• Problem to solve:
Go through the data below and repeat it exactly, skipping each picture.

------ Material for this task

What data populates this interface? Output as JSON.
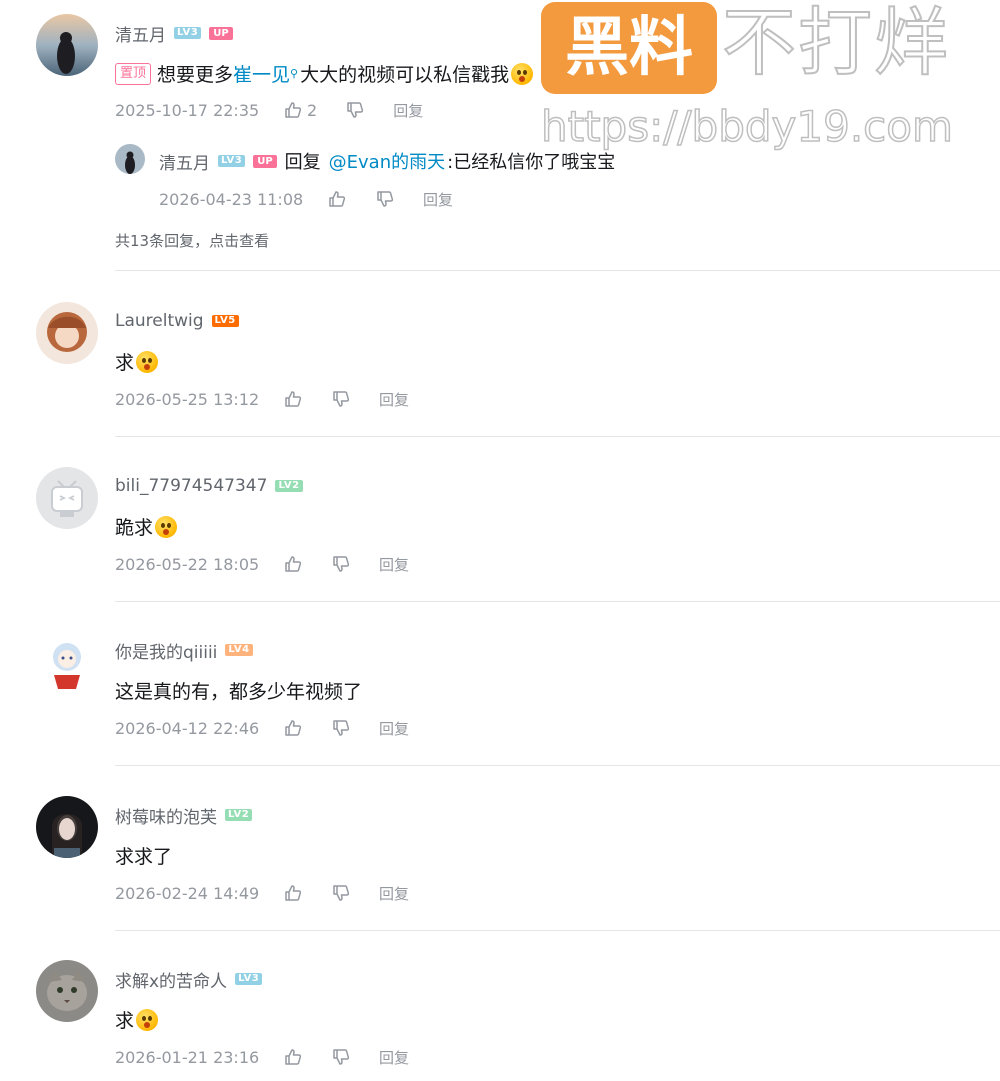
{
  "pinned_comment": {
    "username": "清五月",
    "level": "LV3",
    "up_badge": "UP",
    "pinned_label": "置顶",
    "text_before": "想要更多",
    "link_text": "崔一见",
    "text_after": "大大的视频可以私信戳我",
    "timestamp": "2025-10-17 22:35",
    "likes": "2",
    "reply_label": "回复",
    "sub_reply": {
      "username": "清五月",
      "level": "LV3",
      "up_badge": "UP",
      "reply_word": "回复",
      "mention": "@Evan的雨天",
      "text": ":已经私信你了哦宝宝",
      "timestamp": "2026-04-23 11:08",
      "reply_label": "回复"
    },
    "more_replies": "共13条回复，点击查看"
  },
  "comments": [
    {
      "username": "Laureltwig",
      "level": "LV5",
      "text": "求",
      "timestamp": "2026-05-25 13:12",
      "reply_label": "回复"
    },
    {
      "username": "bili_77974547347",
      "level": "LV2",
      "text": "跪求",
      "timestamp": "2026-05-22 18:05",
      "reply_label": "回复"
    },
    {
      "username": "你是我的qiiiii",
      "level": "LV4",
      "text": "这是真的有，都多少年视频了",
      "timestamp": "2026-04-12 22:46",
      "reply_label": "回复"
    },
    {
      "username": "树莓味的泡芙",
      "level": "LV2",
      "text": "求求了",
      "timestamp": "2026-02-24 14:49",
      "reply_label": "回复"
    },
    {
      "username": "求解x的苦命人",
      "level": "LV3",
      "text": "求",
      "timestamp": "2026-01-21 23:16",
      "reply_label": "回复"
    }
  ],
  "watermark": {
    "boxed": "黑料",
    "outlined": "不打烊",
    "url": "https://bbdy19.com"
  },
  "colors": {
    "accent_pink": "#fb7299",
    "link_blue": "#008ac5",
    "watermark_orange": "#f39a3e",
    "meta_gray": "#9499a0"
  }
}
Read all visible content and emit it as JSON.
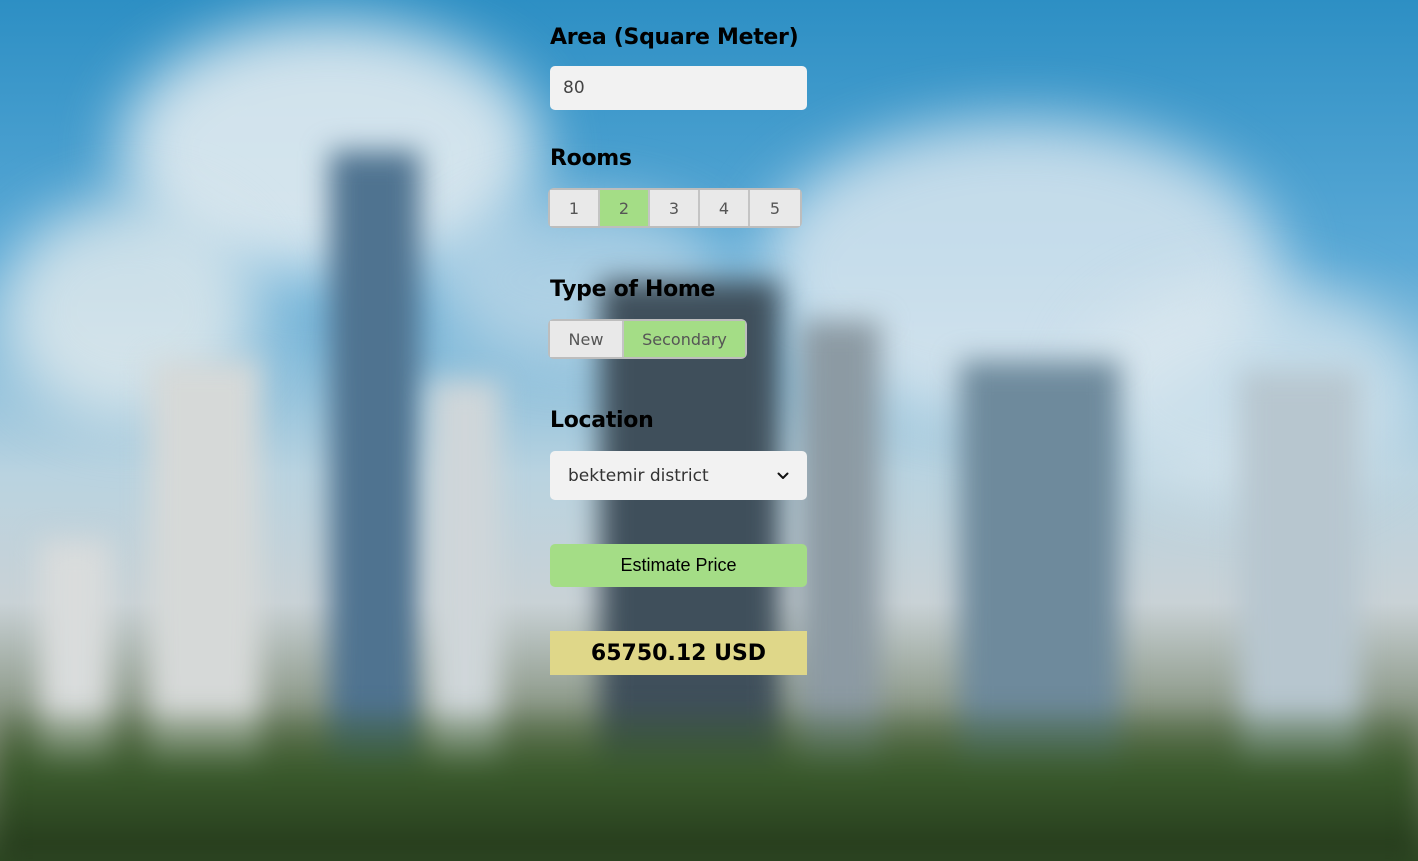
{
  "area": {
    "label": "Area (Square Meter)",
    "value": "80"
  },
  "rooms": {
    "label": "Rooms",
    "options": [
      "1",
      "2",
      "3",
      "4",
      "5"
    ],
    "selected": "2"
  },
  "home_type": {
    "label": "Type of Home",
    "options": [
      "New",
      "Secondary"
    ],
    "selected": "Secondary"
  },
  "location": {
    "label": "Location",
    "selected": "bektemir district"
  },
  "estimate_button": {
    "label": "Estimate Price"
  },
  "result": {
    "text": "65750.12 USD"
  },
  "colors": {
    "accent_green": "#a4dd86",
    "result_background": "#dfd789",
    "input_background": "#f2f2f2"
  },
  "icons": {
    "location_dropdown": "chevron-down-icon"
  }
}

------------

• Response area:
What data populates this interface? Output as JSON.
{
  "pinned_comment": {
    "username": "清五月",
    "level": "LV3",
    "up_badge": "UP",
    "pinned_label": "置顶",
    "text_before": "想要更多",
    "link_text": "崔一见",
    "text_after": "大大的视频可以私信戳我",
    "timestamp": "2025-10-17 22:35",
    "likes": "2",
    "reply_label": "回复",
    "sub_reply": {
      "username": "清五月",
      "level": "LV3",
      "up_badge": "UP",
      "reply_word": "回复",
      "mention": "@Evan的雨天",
      "text": ":已经私信你了哦宝宝",
      "timestamp": "2026-04-23 11:08",
      "reply_label": "回复"
    },
    "more_replies": "共13条回复，点击查看"
  },
  "comments": [
    {
      "username": "Laureltwig",
      "level": "LV5",
      "text": "求",
      "timestamp": "2026-05-25 13:12",
      "reply_label": "回复"
    },
    {
      "username": "bili_77974547347",
      "level": "LV2",
      "text": "跪求",
      "timestamp": "2026-05-22 18:05",
      "reply_label": "回复"
    },
    {
      "username": "你是我的qiiiii",
      "level": "LV4",
      "text": "这是真的有，都多少年视频了",
      "timestamp": "2026-04-12 22:46",
      "reply_label": "回复"
    },
    {
      "username": "树莓味的泡芙",
      "level": "LV2",
      "text": "求求了",
      "timestamp": "2026-02-24 14:49",
      "reply_label": "回复"
    },
    {
      "username": "求解x的苦命人",
      "level": "LV3",
      "text": "求",
      "timestamp": "2026-01-21 23:16",
      "reply_label": "回复"
    }
  ],
  "watermark": {
    "boxed": "黑料",
    "outlined": "不打烊",
    "url": "https://bbdy19.com"
  },
  "colors": {
    "accent_pink": "#fb7299",
    "link_blue": "#008ac5",
    "watermark_orange": "#f39a3e",
    "meta_gray": "#9499a0"
  }
}
Read all visible content and emit it as JSON.
{
  "area": {
    "label": "Area (Square Meter)",
    "value": "80"
  },
  "rooms": {
    "label": "Rooms",
    "options": [
      "1",
      "2",
      "3",
      "4",
      "5"
    ],
    "selected": "2"
  },
  "home_type": {
    "label": "Type of Home",
    "options": [
      "New",
      "Secondary"
    ],
    "selected": "Secondary"
  },
  "location": {
    "label": "Location",
    "selected": "bektemir district"
  },
  "estimate_button": {
    "label": "Estimate Price"
  },
  "result": {
    "text": "65750.12 USD"
  },
  "colors": {
    "accent_green": "#a4dd86",
    "result_background": "#dfd789",
    "input_background": "#f2f2f2"
  },
  "icons": {
    "location_dropdown": "chevron-down-icon"
  }
}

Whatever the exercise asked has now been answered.